[F]ar more often than we may realize, individuals and groups have sought to restrict access to library books they believed were objectionable on religious, moral, or political grounds, thereby restricting the rights of every reader in their community. For example, this summer the Republic (Mo.) school board voted to remove Kurt Vonnegut's Slaughterhouse-Five and Sarah Ockler'sTwenty Boy Summer from the school library as a result of a complaint that the book "teaches principles contrary to Biblical morality and truth." More than 150 students and their families have lost access to those books; while a local and national outcry caused the school board to return the books to the library, the books are now on a locked shelf and unavailable to students absent the consent of a parent or guardian.
It's become popular in the last few years to argue that this kind of book censorship is no big deal. Isn't the decision to ban the books just a way of helping parents protect their children? What does it matter if a book is banned from a school or library if kids can obtain books from online retailers?

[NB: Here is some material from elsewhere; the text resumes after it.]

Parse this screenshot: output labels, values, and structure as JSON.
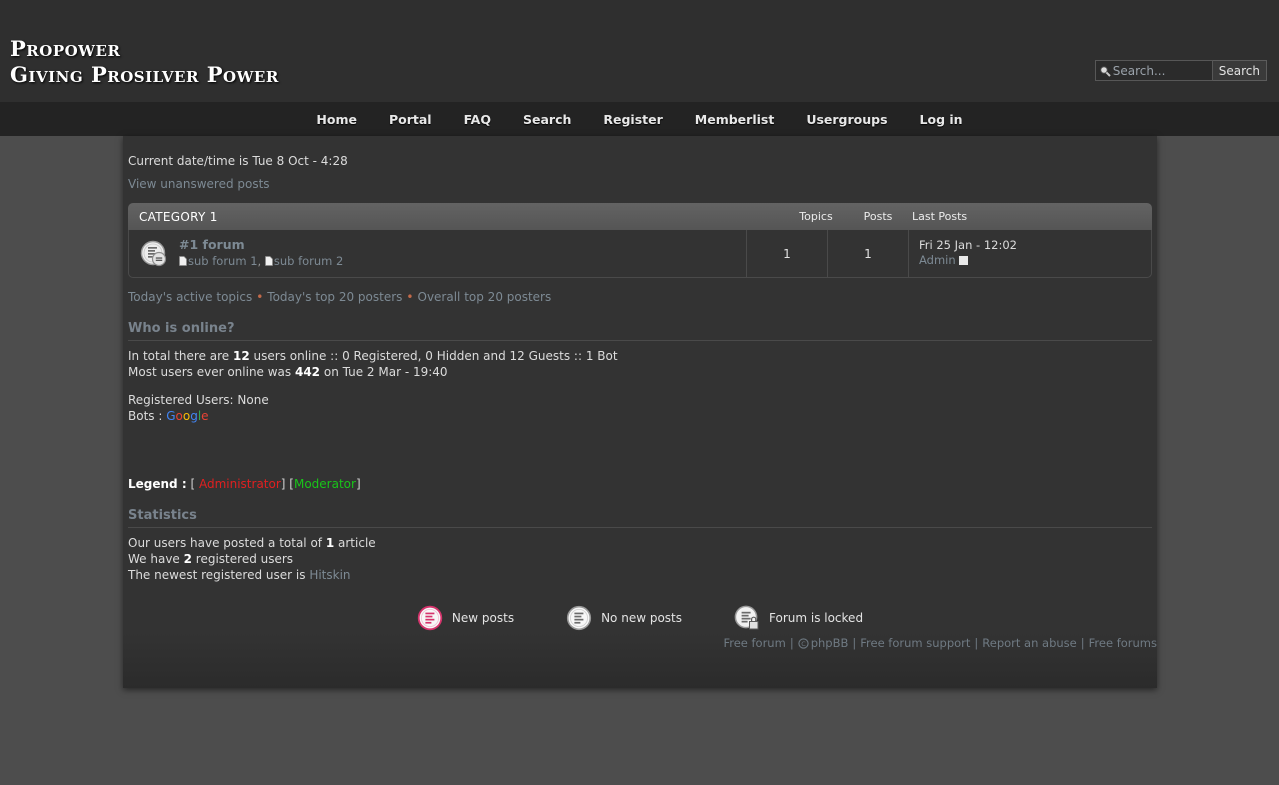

Such censorship is, in fact, a very big deal. Such censorship matters to those who no longer can exercise the right to choose what they read for themselves. It matters to those in the community that cannot afford books or a computer, and for whom the library is a lifeline to the Internet and the printed word. And it matters to all of us who care about protecting our rights and our freedoms and who believe that no one should be able to forbid others in their community from reading a book because that book doesn't comport with their views, opinions, or morality.Click here to read the rest of this Huffington Post article. It's worth taking the time to check out!